Nida’s family and Ramirez say that Nida has been incorrectly and unfairly characterized as a gang member and attempts have been made to justify his killing by “playing up” the fact that marijuana was found in Nida’s system. According to Ramirez, Nida had a legal cannabis prescription and had been targeted by Downey police officers in the past because of his appearance.
“He fostered a distrust of the police because he had no confidence in their ability to treat him fairly,” Ramirez said. “When you feel like your life is being threatened – just like the report says – you have a fight or flight reaction and Michael tried to run because he didn’t trust the police and he had no reason to based on the treatment he received before.”
Ramirez says the “Mikey” he knew was a family man, a carpenter who strapped on his work boots each day to “go to war and get dirty for his family.”
A federal judge has set a trial date for the civil case filed by Nida’s family against the city for May 7 in Los Angeles. Until then, the family intends to continue its weekly protests at the intersection where Nida was killed and has promised city officials that they will continue speaking at city council meetings every second and fourth Tuesday of the month.

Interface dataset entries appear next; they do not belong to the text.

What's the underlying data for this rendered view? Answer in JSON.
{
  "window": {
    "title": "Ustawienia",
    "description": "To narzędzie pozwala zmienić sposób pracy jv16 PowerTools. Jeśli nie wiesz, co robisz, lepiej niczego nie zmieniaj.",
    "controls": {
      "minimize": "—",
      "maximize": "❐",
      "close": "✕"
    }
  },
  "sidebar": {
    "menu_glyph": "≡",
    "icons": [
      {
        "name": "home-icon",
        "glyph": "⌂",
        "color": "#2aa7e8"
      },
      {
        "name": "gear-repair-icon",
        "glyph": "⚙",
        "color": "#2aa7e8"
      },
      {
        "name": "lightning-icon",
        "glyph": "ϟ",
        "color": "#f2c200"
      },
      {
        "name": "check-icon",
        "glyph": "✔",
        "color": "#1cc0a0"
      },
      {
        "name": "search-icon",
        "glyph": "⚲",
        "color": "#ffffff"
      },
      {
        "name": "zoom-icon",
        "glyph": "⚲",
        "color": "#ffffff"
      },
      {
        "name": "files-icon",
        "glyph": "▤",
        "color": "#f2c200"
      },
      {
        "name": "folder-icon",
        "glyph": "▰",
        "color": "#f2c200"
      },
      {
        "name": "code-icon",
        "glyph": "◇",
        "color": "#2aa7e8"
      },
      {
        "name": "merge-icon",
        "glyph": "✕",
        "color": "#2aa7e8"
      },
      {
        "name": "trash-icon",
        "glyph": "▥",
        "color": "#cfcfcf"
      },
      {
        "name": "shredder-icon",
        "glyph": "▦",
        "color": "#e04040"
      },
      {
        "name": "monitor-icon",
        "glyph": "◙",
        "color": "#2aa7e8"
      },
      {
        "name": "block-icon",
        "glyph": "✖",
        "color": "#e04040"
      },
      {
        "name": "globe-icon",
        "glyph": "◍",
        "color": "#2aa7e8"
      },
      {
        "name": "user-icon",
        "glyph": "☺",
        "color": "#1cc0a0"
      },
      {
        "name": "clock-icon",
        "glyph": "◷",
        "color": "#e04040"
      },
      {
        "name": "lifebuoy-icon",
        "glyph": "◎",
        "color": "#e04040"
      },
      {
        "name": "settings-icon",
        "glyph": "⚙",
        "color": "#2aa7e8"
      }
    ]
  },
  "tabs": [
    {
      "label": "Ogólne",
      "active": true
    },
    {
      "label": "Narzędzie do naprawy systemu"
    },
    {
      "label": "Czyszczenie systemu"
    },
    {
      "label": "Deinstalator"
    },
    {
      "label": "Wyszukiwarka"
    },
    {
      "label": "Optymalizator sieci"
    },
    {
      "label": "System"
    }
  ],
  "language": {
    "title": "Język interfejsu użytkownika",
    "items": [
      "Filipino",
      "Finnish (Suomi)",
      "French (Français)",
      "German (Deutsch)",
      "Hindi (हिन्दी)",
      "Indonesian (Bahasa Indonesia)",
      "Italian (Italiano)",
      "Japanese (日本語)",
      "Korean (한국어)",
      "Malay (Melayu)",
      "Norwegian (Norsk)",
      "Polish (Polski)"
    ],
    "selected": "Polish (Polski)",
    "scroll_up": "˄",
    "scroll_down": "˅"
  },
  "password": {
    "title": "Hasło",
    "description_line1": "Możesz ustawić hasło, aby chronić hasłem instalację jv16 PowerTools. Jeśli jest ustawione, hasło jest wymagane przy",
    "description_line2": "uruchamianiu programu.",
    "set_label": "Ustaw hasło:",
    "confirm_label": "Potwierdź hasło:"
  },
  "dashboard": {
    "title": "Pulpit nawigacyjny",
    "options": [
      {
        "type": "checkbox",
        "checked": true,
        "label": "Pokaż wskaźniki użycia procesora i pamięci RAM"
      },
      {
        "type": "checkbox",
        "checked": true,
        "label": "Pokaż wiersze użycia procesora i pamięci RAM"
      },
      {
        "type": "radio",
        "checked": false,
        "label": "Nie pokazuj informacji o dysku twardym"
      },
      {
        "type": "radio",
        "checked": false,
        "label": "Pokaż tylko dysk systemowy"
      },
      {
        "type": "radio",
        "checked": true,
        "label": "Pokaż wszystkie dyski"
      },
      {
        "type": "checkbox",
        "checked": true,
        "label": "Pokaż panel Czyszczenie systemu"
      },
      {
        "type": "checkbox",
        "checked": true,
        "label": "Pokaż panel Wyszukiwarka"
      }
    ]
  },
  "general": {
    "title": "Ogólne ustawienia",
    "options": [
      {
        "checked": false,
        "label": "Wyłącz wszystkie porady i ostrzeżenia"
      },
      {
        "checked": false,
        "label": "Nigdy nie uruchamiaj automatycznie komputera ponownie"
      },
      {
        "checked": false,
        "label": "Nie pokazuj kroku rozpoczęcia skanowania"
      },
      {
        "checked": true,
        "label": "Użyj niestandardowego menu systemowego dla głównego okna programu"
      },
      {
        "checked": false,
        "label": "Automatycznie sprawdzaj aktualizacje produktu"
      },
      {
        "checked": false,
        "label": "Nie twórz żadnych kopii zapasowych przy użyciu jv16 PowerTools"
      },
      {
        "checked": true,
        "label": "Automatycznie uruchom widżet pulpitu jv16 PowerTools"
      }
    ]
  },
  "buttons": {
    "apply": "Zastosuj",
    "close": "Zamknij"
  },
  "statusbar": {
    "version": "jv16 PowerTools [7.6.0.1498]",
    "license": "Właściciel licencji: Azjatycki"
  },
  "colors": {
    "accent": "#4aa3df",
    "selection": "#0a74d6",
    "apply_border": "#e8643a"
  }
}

“We can’t bring Mikey back, but we can use his death as an opportunity to change the Downey Police Department’s policies and inform the public of the prevalence of police brutality. That will be his legacy,” Ramirez said.
Published: October 25, 2012 – Volume 11 – Issue 28